### [YOUR INSTRUCTIONS]
Show each line from the listing that includes the word "Create".

ENTRIES SHOWN Block Start

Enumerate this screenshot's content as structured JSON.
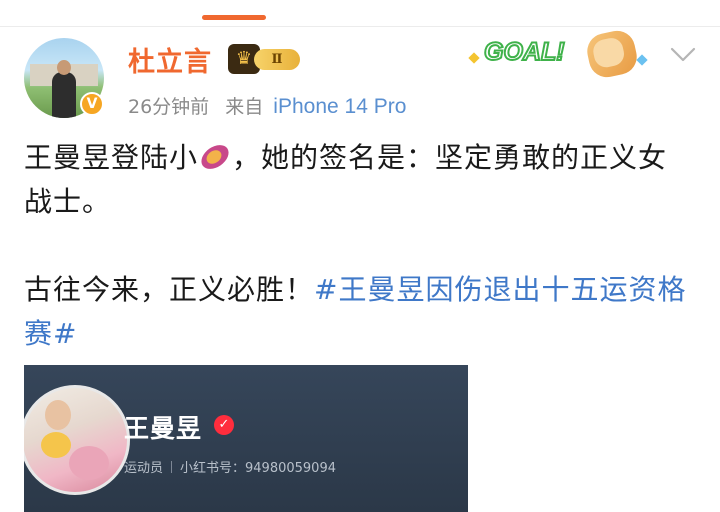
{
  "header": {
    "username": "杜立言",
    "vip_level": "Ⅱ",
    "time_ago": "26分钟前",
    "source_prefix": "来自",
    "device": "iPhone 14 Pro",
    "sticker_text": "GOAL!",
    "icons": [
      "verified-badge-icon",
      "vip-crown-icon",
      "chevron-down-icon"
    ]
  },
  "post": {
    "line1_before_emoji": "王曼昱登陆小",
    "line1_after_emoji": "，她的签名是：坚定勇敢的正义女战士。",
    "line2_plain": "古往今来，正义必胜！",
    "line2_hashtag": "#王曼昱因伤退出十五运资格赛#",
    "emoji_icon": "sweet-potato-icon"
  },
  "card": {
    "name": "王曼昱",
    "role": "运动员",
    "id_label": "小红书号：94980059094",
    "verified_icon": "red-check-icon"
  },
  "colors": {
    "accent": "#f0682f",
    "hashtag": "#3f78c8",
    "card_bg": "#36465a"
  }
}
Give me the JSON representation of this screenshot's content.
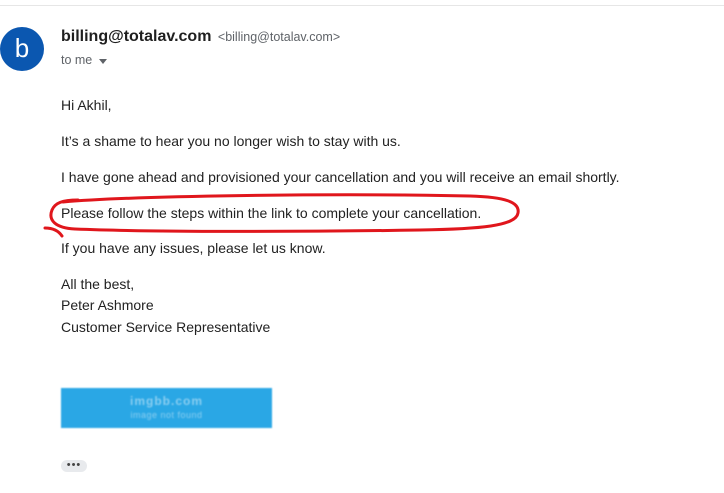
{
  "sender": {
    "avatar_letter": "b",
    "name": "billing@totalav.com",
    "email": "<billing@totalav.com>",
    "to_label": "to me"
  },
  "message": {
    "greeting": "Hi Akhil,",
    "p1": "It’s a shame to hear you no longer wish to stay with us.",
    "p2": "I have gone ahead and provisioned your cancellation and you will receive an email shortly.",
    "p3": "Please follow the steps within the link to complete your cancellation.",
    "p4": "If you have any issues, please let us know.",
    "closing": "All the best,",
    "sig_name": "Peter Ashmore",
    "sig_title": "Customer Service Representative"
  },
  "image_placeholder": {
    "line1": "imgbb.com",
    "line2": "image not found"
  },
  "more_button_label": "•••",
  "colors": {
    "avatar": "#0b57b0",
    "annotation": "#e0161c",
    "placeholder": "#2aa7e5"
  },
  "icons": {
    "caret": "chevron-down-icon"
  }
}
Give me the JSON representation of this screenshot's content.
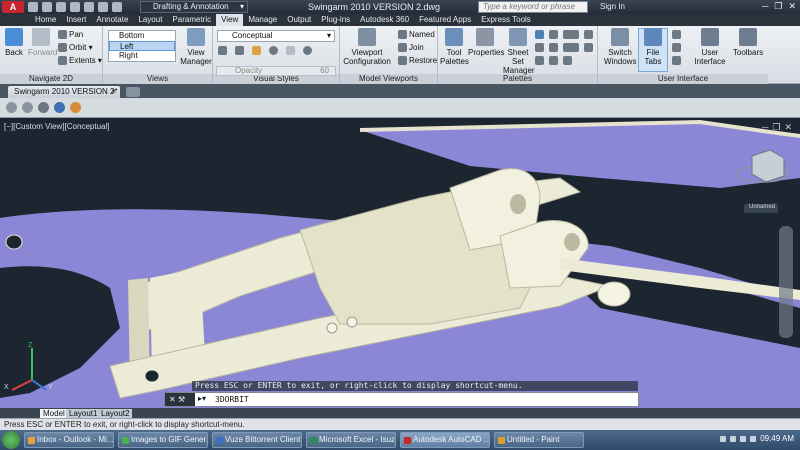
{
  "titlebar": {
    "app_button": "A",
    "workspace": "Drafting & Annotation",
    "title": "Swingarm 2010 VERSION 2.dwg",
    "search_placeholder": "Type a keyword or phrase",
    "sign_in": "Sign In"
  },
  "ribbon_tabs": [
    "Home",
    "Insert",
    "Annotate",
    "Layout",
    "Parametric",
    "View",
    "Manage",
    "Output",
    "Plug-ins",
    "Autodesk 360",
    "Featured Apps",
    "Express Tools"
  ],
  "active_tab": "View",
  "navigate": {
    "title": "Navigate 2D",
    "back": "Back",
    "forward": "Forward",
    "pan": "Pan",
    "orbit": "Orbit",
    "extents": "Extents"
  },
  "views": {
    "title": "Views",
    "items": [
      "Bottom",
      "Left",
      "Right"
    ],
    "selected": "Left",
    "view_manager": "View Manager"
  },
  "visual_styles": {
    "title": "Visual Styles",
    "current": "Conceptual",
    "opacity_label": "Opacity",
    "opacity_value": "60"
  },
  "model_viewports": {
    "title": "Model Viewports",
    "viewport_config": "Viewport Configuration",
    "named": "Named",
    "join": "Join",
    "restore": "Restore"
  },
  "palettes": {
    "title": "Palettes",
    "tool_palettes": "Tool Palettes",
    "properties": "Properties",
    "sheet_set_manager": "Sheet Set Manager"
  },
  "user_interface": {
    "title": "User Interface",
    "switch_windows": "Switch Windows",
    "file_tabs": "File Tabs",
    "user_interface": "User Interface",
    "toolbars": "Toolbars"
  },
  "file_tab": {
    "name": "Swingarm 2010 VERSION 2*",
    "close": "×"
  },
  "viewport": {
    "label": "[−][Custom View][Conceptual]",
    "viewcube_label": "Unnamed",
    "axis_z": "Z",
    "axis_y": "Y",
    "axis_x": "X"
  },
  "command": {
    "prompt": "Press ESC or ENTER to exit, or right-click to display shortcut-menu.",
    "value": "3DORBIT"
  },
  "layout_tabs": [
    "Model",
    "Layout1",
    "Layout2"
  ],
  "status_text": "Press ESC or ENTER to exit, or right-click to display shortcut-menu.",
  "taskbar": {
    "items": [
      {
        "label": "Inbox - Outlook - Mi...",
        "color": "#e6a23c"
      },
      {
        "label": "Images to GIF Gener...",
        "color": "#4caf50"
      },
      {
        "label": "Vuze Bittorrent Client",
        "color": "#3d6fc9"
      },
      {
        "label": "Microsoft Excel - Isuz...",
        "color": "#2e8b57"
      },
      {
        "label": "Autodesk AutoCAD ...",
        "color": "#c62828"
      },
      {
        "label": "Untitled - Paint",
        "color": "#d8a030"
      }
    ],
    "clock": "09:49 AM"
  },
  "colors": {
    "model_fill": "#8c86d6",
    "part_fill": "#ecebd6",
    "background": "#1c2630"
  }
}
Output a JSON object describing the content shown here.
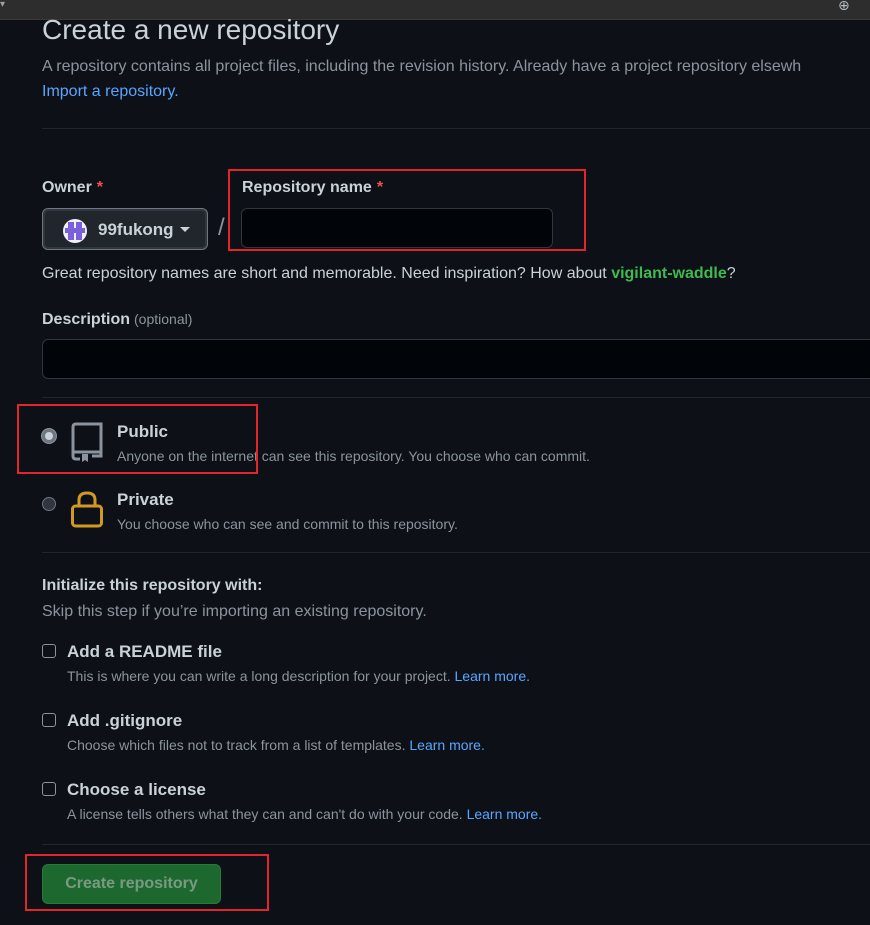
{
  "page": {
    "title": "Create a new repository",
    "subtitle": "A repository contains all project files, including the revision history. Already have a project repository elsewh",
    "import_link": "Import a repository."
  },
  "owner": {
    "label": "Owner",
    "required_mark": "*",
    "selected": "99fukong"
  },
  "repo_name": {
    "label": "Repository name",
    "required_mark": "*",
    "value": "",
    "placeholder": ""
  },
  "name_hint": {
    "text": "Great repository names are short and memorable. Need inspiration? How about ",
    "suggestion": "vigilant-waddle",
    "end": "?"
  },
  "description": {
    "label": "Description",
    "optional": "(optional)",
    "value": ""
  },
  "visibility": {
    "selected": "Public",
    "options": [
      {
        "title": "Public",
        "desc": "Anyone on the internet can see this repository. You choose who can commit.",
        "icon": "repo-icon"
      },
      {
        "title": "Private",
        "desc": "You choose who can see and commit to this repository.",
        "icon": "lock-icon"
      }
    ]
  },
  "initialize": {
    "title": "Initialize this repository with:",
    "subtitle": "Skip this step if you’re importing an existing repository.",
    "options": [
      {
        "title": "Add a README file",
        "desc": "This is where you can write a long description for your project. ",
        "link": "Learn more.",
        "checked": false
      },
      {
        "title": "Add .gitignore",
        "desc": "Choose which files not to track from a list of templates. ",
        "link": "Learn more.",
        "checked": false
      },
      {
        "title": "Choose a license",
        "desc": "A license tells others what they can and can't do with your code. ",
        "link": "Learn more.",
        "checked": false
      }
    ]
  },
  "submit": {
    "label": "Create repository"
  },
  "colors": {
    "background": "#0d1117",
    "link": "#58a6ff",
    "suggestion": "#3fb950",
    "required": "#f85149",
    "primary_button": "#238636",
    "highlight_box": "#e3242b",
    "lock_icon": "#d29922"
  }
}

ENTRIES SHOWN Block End

### [WORKED SOLUTION]
    "title": "Create a new repository",
    "label": "Create repository"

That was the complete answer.